The man’s gaze went to the back of his hand for an instant before he looked back at Seth.  “You don’t recognize it?”

“Should I?”

“He said you would,” the man replied.

“He who?”

His face twisted into a sadistic smile, and sinister light burned in his eyes. “He’s been watching you.  For months now.  Haven’t you felt the cold weight of his stare? Hasn’t the sixth sense you government spooks develop been tingling?”

Seth didn’t have a photographic memory, but it was damn good, and he didn’t remember ever seeing this man or the tattoo on his hand.  And yet it was clear that this man knew him and something about his past life.  “What does this have to do with him?”

The man paced to his left and then his right before halting and returning his focus to Seth.  “You could say he’s my benefactor and my mentor.”

“In what way?”

Waving his gun hand to indicate the room and the moment, he answered, “He made all of this possible, and then he pointed me in your direction. He told me you’re the man capable of giving me what I want.”

“Which is what?” he asked, reassessing the man in front of him.  He wasn’t just someone with a gun and this wasn’t a random act of violence.  What was happening had been premeditated, and whoever this “he” was that the man was referring to, it was clear to Seth that he was the true architect of this scenario.  This man was playing his part, but it would be dangerous to underestimate him.

“Janie Savoy.”

“No.”

“Give her to me,” he said. 

“Not going to happen,” Seth declared. 

The man let his gaze travel over every single individual in the bar before it returned to Seth.  “You see, I know that you come here to do your drinking when you want to a drink.  I know that this woman is someone that you count as a friend.  I know that the waitress knows you by name, that you tip well when you’re here, and that you and the old man sitting in the corner over there chat from time to time.  He told me that you wouldn’t stand by and let innocent people die.  Not if there was something you could do to stop it.  He says you’re noble or honorable or some shit like that.
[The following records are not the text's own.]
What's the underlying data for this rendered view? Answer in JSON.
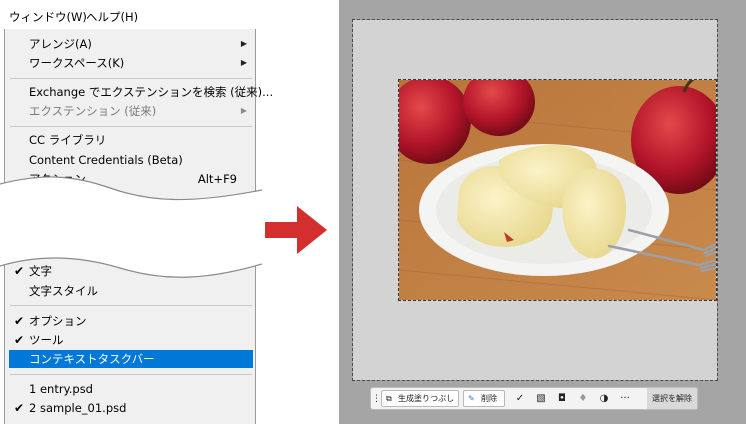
{
  "menubar": {
    "window_label": "ウィンドウ(W)",
    "help_label": "ヘルプ(H)"
  },
  "menu_top": [
    {
      "label": "アレンジ(A)",
      "submenu": true
    },
    {
      "label": "ワークスペース(K)",
      "submenu": true
    },
    {
      "label": "Exchange でエクステンションを検索 (従来)..."
    },
    {
      "label": "エクステンション (従来)",
      "submenu": true,
      "disabled": true
    },
    {
      "label": "CC ライブラリ"
    },
    {
      "label": "Content Credentials (Beta)"
    },
    {
      "label": "アクション",
      "shortcut": "Alt+F9"
    }
  ],
  "menu_bottom": [
    {
      "label": "文字",
      "checked": true
    },
    {
      "label": "文字スタイル"
    },
    {
      "label": "オプション",
      "checked": true
    },
    {
      "label": "ツール",
      "checked": true
    },
    {
      "label": "コンテキストタスクバー",
      "selected": true
    },
    {
      "label": "1 entry.psd"
    },
    {
      "label": "2 sample_01.psd",
      "checked": true
    }
  ],
  "glyphs": {
    "check": "✔",
    "submenu_arrow": "▶"
  },
  "taskbar": {
    "generative_fill_label": "生成塗りつぶし",
    "delete_label": "削除",
    "more_label": "···",
    "deselect_label": "選択を解除"
  },
  "icons": {
    "generative_fill": "generative-fill-icon",
    "delete": "brush-remove-icon",
    "modify": "modify-selection-icon",
    "invert": "invert-selection-icon",
    "mask": "mask-icon",
    "fill": "fill-bucket-icon",
    "adjust": "adjustment-icon",
    "grip": "grip-icon"
  },
  "colors": {
    "selected_bg": "#0078d7",
    "arrow": "#d32f2f",
    "workspace": "#a5a5a5",
    "canvas": "#d3d3d3"
  }
}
All that means to me is that you’re not going to let me pull the trigger and end someone’s life tonight.  Not when it’s within your power to give me what I want and make me go away.”

“He obviously doesn’t know me all that well,” Seth countered.  “If he did, he’d know I would never make this devil’s bargain.”

“You’re a man that has something to lose, which means you should never say never,” he said, jumping down from the bar and landing agilely on his feet.  From his back pocket he withdrew a silencer and screwed it onto the barrel of the gun.  “I have twenty bullets.  How many do you think it will take to make you change your mind?”

He didn’t wait for Seth to respond.  Instead, he aimed and fired the first shot.

 

Want to know what happens next? Click here to read Chapters 3 and 4.